• _Work task_:
Copy every line below where the string "number" is found.
---- The data
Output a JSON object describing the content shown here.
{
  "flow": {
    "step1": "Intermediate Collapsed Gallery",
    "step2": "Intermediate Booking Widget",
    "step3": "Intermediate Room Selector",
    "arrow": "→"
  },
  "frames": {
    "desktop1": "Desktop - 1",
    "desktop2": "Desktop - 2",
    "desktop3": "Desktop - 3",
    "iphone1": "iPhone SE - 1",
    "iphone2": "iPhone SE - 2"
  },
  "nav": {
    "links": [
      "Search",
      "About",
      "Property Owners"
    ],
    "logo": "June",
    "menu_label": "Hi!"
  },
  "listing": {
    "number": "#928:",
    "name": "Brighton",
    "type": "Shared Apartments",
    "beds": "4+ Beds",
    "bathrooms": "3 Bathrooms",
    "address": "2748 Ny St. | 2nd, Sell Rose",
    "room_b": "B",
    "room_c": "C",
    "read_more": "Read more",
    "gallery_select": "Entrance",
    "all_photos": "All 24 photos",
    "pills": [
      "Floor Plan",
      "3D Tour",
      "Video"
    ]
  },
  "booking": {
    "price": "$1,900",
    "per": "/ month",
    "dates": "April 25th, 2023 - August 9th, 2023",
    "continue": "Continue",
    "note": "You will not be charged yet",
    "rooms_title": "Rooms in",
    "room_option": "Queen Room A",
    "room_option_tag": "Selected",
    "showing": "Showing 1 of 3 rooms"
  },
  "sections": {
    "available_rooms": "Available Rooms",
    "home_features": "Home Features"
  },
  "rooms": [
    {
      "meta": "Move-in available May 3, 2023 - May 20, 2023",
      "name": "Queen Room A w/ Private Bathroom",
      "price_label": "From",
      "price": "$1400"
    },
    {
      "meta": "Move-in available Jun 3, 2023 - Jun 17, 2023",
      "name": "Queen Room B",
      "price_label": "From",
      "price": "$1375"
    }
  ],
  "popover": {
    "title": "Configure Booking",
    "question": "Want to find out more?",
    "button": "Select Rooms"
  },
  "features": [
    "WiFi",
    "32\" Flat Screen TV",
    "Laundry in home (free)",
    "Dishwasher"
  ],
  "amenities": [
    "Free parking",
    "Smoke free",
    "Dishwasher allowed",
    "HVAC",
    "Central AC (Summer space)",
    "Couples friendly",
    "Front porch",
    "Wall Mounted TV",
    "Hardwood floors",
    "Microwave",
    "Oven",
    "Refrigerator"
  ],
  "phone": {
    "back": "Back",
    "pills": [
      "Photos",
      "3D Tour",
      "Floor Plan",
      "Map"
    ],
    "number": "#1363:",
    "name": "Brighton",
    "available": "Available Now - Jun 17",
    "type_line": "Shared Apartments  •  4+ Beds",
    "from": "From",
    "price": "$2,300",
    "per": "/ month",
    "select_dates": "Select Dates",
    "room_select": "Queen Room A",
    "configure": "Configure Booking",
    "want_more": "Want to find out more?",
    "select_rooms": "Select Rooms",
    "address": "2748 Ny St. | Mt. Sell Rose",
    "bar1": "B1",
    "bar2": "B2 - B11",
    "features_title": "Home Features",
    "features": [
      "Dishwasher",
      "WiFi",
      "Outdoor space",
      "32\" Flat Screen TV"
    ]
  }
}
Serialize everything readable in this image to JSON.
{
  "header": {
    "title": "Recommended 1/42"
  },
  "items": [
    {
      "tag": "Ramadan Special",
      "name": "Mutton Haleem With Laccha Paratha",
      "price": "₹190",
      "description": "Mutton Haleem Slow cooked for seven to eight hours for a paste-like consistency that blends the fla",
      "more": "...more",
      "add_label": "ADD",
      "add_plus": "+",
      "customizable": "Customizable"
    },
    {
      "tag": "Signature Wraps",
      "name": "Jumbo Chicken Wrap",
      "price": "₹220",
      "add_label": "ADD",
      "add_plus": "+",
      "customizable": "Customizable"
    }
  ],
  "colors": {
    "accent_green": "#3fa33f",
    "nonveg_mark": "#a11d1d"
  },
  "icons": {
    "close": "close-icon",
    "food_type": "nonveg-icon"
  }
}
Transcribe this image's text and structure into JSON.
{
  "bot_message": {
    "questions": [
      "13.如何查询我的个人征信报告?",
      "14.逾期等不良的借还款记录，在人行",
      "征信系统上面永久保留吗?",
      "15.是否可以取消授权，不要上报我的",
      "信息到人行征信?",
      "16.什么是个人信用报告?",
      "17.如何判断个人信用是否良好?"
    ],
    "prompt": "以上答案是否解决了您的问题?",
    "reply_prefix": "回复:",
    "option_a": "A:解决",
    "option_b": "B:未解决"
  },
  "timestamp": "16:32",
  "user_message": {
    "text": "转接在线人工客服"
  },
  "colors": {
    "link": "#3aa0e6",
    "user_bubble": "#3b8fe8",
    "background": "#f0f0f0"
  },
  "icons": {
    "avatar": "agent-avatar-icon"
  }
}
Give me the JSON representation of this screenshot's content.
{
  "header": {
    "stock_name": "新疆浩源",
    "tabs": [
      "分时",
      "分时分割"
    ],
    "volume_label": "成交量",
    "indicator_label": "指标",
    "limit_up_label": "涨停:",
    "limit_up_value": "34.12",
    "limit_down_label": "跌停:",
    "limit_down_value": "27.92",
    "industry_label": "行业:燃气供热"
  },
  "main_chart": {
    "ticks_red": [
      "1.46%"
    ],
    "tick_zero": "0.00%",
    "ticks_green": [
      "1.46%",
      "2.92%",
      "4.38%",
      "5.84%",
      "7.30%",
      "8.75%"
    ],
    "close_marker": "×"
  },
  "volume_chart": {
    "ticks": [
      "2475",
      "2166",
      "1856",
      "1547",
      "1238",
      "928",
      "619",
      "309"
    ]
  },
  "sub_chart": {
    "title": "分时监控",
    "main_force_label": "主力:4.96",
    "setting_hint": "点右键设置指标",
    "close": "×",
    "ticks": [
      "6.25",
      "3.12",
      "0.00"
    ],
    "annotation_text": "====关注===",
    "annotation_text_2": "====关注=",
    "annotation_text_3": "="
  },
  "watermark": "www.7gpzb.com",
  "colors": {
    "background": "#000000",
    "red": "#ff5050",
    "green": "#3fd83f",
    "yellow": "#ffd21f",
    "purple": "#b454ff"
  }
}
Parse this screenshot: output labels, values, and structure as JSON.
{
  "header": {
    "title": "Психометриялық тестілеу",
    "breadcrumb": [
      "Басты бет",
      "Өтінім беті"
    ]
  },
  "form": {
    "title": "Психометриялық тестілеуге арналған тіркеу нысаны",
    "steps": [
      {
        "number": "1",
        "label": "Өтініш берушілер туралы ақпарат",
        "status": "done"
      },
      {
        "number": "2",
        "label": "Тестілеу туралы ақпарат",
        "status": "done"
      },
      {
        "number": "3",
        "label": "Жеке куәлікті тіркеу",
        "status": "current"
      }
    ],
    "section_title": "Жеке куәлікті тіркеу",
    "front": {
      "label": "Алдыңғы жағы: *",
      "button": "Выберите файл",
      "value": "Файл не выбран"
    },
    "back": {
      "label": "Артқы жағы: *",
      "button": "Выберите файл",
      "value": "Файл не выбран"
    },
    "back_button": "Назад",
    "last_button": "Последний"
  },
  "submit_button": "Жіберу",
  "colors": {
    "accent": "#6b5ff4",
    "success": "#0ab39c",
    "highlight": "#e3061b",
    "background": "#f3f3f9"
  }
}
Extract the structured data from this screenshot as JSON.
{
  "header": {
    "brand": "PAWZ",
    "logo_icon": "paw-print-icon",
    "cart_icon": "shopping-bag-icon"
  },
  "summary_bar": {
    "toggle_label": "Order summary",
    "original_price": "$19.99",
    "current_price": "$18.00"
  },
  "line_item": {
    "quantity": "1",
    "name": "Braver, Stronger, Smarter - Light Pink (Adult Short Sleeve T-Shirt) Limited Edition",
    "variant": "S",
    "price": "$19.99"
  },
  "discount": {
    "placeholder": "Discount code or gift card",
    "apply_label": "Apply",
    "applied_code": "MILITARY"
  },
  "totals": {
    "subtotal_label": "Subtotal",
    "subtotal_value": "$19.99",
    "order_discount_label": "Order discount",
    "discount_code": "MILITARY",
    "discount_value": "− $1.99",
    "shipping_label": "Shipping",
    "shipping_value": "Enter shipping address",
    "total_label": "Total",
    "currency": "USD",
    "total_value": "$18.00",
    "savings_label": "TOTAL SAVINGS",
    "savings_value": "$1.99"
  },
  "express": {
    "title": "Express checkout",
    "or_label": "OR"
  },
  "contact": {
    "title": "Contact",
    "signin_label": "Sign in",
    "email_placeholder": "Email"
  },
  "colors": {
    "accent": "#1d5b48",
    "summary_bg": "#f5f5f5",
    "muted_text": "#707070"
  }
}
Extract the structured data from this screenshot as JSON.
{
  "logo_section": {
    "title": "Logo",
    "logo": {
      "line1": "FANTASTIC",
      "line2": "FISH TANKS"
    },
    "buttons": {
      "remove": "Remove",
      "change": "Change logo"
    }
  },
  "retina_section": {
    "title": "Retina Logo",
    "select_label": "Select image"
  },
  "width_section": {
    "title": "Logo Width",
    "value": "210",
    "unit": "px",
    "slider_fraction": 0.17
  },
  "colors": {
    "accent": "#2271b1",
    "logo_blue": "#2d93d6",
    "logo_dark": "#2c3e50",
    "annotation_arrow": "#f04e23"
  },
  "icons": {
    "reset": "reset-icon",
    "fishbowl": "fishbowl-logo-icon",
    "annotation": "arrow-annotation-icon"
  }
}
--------
• _Answer box_:
    "number": "#928:",
    "number": "#1363:",
        "number": "1",
        "number": "2",
        "number": "3",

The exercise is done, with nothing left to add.